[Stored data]
▼
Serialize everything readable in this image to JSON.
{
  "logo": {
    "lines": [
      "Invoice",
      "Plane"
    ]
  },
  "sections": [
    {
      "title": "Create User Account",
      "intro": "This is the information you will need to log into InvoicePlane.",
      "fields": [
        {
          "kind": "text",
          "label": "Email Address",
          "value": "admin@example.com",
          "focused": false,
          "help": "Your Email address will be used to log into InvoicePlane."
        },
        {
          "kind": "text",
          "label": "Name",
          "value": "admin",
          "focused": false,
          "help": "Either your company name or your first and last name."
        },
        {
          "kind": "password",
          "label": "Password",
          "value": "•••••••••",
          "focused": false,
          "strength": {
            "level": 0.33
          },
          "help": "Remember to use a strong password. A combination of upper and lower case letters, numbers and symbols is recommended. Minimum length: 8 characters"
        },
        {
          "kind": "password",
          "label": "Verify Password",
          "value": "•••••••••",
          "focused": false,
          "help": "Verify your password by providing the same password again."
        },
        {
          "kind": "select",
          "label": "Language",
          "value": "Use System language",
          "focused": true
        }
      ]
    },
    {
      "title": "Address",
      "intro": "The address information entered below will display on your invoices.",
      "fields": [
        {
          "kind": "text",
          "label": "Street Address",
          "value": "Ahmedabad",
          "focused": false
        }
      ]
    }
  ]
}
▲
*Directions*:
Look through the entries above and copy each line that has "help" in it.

*Result below*:
          "help": "Your Email address will be used to log into InvoicePlane."
          "help": "Either your company name or your first and last name."
          "help": "Remember to use a strong password. A combination of upper and lower case letters, numbers and symbols is recommended. Minimum length: 8 characters"
          "help": "Verify your password by providing the same password again."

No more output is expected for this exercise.